Being able to talk openly about your situation can mean that together you are able to find solutions. This may be a gradual process but avoiding problems altogether may make them more difficult to resolve in the long run.
Some women find the experience brings them and their partner closer. Together they have the strength to carry on and overcome whatever difficulties breast cancer brings. This is not always the case, though, and even strong and close relationships can be tested by, and sometimes end after, a diagnosis of breast cancer.
Dealing with something like cancer will change a relationship during the course of the illness and may be particularly difficult if the relationship is new. If you’re in the early stages of a relationship you may find that you’re discussing important issues much sooner than you would have liked.
If you’re not in a relationship, you may find the thought of forming a new one daunting. You may no longer have the same confidence in yourself and how you appear to others.
Beginning a sexual relationship may also bring on feelings of anxiety – for example, about telling someone you’ve had surgery for breast cancer and at what stage you should do this.
If you weren’t in a relationship when you were diagnosed, or your relationship ended after your diagnosis, meeting someone new may mean telling them about your breast cancer. Deciding when and how to do this can be difficult.
You may feel there isn’t a right time to talk about this or be unable to find the words. But as you get to know someone and feel more comfortable with them, you may find it easier to talk about all aspects of your life, including your breast cancer.
When you feel the time is right to tell your new partner they may respond in a number of ways. They may initially be shocked and take a little time to adjust to this news. They may have their own anxieties and fears around cancer and what it means to them.
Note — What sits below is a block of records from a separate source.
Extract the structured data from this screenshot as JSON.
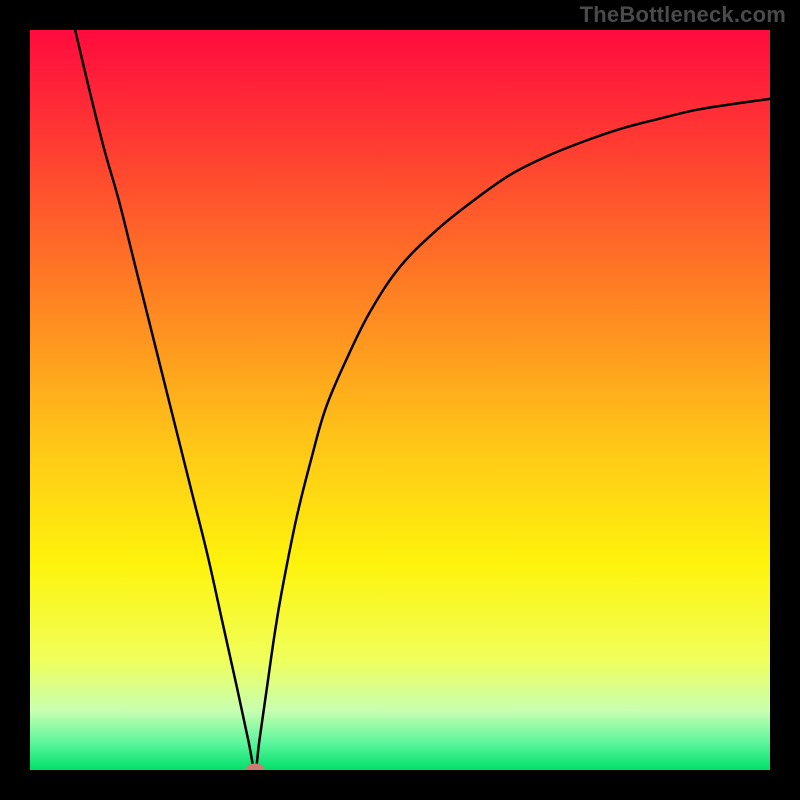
{
  "watermark": "TheBottleneck.com",
  "colors": {
    "frame": "#000000",
    "watermark_text": "#4a4a4a",
    "curve": "#000000",
    "marker_fill": "#cf7a72",
    "gradient_stops": [
      {
        "offset": 0.0,
        "color": "#ff0b3e"
      },
      {
        "offset": 0.15,
        "color": "#ff3a32"
      },
      {
        "offset": 0.35,
        "color": "#ff7e23"
      },
      {
        "offset": 0.55,
        "color": "#ffc318"
      },
      {
        "offset": 0.72,
        "color": "#fef30b"
      },
      {
        "offset": 0.85,
        "color": "#f0ff5a"
      },
      {
        "offset": 0.92,
        "color": "#c8ffb0"
      },
      {
        "offset": 0.965,
        "color": "#57f59a"
      },
      {
        "offset": 1.0,
        "color": "#00e06a"
      }
    ]
  },
  "chart_data": {
    "type": "line",
    "title": "",
    "xlabel": "",
    "ylabel": "",
    "xlim": [
      0,
      100
    ],
    "ylim": [
      0,
      100
    ],
    "grid": false,
    "legend": false,
    "notes": "Axes have no visible tick labels. The curve depicts a bottleneck-like metric: high (bad/red) at the x-extremes, dropping to 0 (good/green) at a single minimum. Values below are estimated from pixel positions on a 0-100 normalized scale.",
    "minimum": {
      "x": 30.4,
      "y": 0
    },
    "series": [
      {
        "name": "bottleneck-curve",
        "x": [
          6.1,
          8,
          10,
          12,
          14,
          16,
          18,
          20,
          22,
          24,
          26,
          28,
          29.5,
          30.4,
          31,
          32,
          33,
          34,
          36,
          38,
          40,
          43,
          46,
          50,
          55,
          60,
          65,
          70,
          75,
          80,
          85,
          90,
          95,
          100
        ],
        "y": [
          100,
          92,
          84,
          77,
          69,
          61,
          53,
          45,
          37,
          29,
          20,
          11,
          4,
          0,
          4,
          11,
          18,
          24,
          34,
          42,
          49,
          56,
          62,
          68,
          73,
          77,
          80.5,
          83,
          85,
          86.7,
          88,
          89.2,
          90,
          90.7
        ]
      }
    ],
    "markers": [
      {
        "name": "current-position",
        "x": 30.4,
        "y": 0,
        "rx": 1.3,
        "ry": 0.9
      }
    ]
  }
}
Or your new partner may be very accepting of your history and recognise that your experience of breast cancer is now part of who you are.
When you start a new relationship, you and your partner will decide on the right time to be intimate. If you’re feeling anxious about this because of your breast cancer, talk to them about your concerns and the specific things you are worried about.
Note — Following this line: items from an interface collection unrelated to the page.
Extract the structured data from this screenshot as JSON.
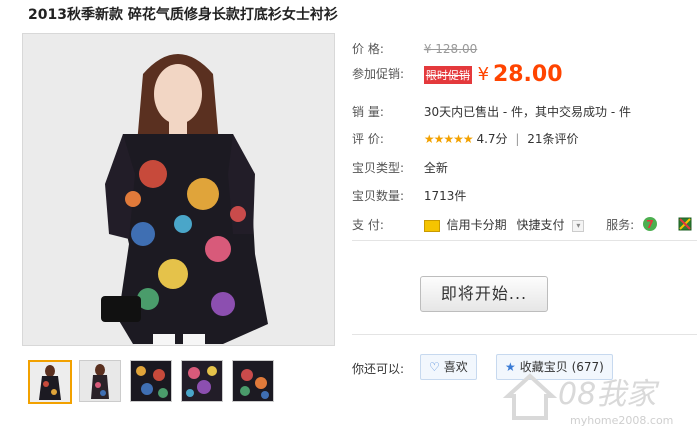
{
  "product": {
    "title": "2013秋季新款 碎花气质修身长款打底衫女士衬衫"
  },
  "thumbnails": [
    {
      "name": "thumb-1",
      "active": true
    },
    {
      "name": "thumb-2",
      "active": false
    },
    {
      "name": "thumb-3",
      "active": false
    },
    {
      "name": "thumb-4",
      "active": false
    },
    {
      "name": "thumb-5",
      "active": false
    }
  ],
  "price": {
    "label": "价      格:",
    "original": "¥ 128.00"
  },
  "promo": {
    "label": "参加促销:",
    "tag": "限时促销",
    "currency": "¥",
    "value": "28.00"
  },
  "sales": {
    "label": "销      量:",
    "text": "30天内已售出 - 件，其中交易成功 - 件"
  },
  "rating": {
    "label": "评      价:",
    "stars": "★★★★★",
    "score": "4.7分",
    "separator": "|",
    "reviews": "21条评价"
  },
  "type": {
    "label": "宝贝类型:",
    "value": "全新"
  },
  "quantity": {
    "label": "宝贝数量:",
    "value": "1713件"
  },
  "payment": {
    "label": "支      付:",
    "method": "信用卡分期",
    "quick": "快捷支付",
    "service_label": "服务:"
  },
  "buy_button": "即将开始...",
  "share": {
    "label": "你还可以:",
    "like": "喜欢",
    "favorite": "收藏宝贝 (677)"
  },
  "watermark": {
    "brand": "08我家",
    "url": "myhome2008.com"
  },
  "colors": {
    "promo_red": "#e4393c",
    "price_orange": "#ff4400",
    "star_gold": "#f2a100"
  }
}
If you’re concerned about any issues relating to how you feel about your body or sex life that you want help in resolving, it may help to talk to your treatment team, breast care nurse or GP in the first instance.
Even if it’s been a while since you finished your treatment, your breast care nurse will still be a useful point of contact. They may be able to help with any questions you might have – for example, if you want to know more about breast reconstruction, how to cope with vaginal dryness or if you’re concerned about menopausal symptoms.
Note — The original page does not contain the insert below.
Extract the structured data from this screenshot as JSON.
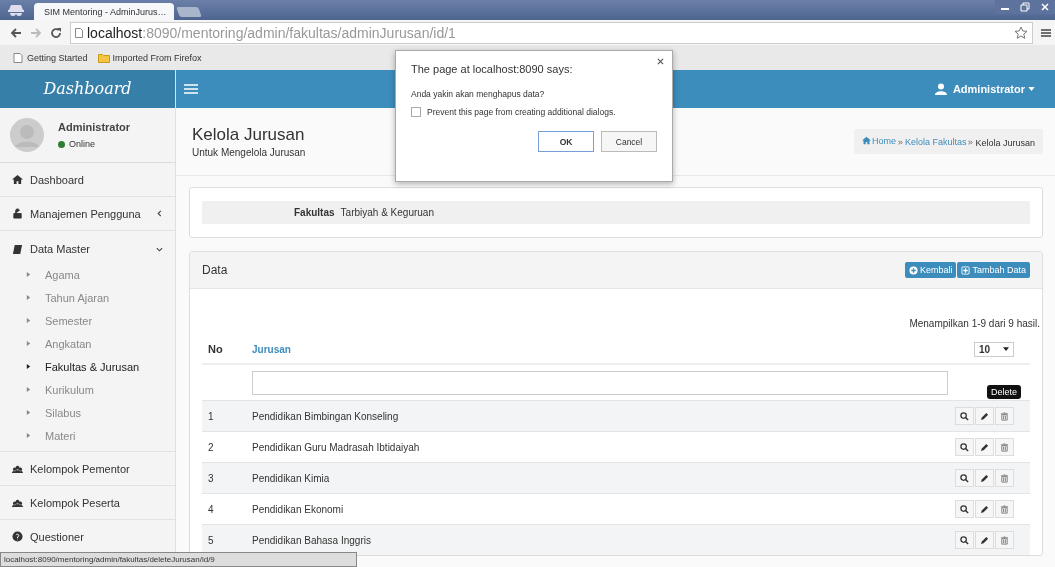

You can also call our Helpline on 0808 800 6000, to talk through your feelings and concerns with one of our nurses.
Sometimes you may need specialist help. This may mean you, or you and your partner, seeing a counsellor or a therapist who deals specifically with sexual issues. Your GP or breast care nurse should be able to help arrange this for you. Alternatively you can contact an organisation such as COSRT (College of Sexual and Relationship Therapists), RELATE or IPM (Institute of Psychosexual Medicine).
Most people with breast cancer who experience sexual problems don’t need long-term therapy, but you may find it useful to talk to someone about a particular problem or at a particular point in your treatment or recovery.
Talking about changes to your body, sex and intimacy can be difficult. But addressing your concerns is an important part of your breast cancer treatment and care. Our prompt list (PDF) is designed to help you discuss these issues with your healthcare professional or when calling our Helpline.